Task input: Begin
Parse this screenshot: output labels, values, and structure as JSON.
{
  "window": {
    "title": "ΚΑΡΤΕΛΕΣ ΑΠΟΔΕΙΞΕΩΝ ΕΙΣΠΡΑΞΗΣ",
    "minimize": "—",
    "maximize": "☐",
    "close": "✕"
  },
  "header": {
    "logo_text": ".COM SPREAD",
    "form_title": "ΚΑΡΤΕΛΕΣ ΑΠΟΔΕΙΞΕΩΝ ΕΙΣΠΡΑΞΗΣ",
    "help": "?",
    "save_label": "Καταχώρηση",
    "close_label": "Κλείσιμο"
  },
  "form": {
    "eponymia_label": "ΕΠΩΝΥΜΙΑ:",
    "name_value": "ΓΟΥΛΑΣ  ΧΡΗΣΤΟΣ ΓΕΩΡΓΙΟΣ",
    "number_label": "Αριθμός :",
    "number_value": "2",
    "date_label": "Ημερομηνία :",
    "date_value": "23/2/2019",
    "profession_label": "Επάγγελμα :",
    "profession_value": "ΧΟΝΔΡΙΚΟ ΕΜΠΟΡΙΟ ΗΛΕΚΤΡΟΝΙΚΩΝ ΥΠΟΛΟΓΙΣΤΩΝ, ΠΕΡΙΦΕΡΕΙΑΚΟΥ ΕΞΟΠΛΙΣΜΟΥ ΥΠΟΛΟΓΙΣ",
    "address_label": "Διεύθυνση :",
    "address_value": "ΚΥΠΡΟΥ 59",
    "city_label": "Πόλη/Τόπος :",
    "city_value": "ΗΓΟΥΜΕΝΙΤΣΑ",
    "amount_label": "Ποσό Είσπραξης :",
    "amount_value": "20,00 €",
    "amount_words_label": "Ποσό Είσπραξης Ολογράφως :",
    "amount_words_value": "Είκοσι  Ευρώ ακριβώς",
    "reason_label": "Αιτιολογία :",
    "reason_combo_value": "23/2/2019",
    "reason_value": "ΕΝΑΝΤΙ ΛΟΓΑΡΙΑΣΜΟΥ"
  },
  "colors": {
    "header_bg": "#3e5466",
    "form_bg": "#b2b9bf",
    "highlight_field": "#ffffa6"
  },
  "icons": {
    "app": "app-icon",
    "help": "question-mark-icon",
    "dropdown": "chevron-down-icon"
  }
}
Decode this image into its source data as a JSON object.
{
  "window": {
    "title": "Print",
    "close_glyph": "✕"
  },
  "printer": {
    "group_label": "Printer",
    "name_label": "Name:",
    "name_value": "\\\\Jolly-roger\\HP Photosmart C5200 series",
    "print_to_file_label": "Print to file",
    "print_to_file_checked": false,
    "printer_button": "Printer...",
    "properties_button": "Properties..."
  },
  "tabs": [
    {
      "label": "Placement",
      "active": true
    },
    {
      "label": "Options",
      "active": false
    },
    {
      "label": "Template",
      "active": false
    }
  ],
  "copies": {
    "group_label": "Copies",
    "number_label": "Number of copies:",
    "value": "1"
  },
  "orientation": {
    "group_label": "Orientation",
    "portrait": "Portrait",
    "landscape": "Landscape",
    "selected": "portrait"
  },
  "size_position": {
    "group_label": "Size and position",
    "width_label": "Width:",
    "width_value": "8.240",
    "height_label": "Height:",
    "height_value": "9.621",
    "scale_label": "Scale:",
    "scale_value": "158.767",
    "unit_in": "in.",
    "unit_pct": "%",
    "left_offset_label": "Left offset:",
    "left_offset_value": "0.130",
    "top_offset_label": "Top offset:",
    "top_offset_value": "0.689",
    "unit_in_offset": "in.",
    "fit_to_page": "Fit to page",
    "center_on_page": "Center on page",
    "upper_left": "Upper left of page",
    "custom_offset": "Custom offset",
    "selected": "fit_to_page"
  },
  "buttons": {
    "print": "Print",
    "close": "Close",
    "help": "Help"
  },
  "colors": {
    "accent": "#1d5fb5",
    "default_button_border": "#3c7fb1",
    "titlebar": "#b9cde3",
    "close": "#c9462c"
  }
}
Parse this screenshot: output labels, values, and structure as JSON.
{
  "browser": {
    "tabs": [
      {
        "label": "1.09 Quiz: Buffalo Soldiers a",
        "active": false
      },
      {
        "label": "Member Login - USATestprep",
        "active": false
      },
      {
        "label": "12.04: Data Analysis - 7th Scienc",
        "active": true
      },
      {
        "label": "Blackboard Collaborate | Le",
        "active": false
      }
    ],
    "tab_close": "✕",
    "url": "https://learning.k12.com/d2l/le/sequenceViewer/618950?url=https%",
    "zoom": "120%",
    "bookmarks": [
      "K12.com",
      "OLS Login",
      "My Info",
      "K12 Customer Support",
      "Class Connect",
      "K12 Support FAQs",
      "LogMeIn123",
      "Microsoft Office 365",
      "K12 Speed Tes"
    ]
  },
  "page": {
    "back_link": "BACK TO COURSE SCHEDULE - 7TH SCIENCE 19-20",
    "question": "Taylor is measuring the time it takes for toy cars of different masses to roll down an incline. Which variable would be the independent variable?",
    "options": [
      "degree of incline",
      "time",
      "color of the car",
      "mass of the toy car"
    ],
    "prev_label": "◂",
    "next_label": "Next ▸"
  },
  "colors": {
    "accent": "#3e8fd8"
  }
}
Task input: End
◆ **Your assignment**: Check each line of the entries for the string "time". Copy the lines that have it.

◆ **Task answer**:
    "question": "Taylor is measuring the time it takes for toy cars of different masses to roll down an incline. Which variable would be the independent variable?",
      "time",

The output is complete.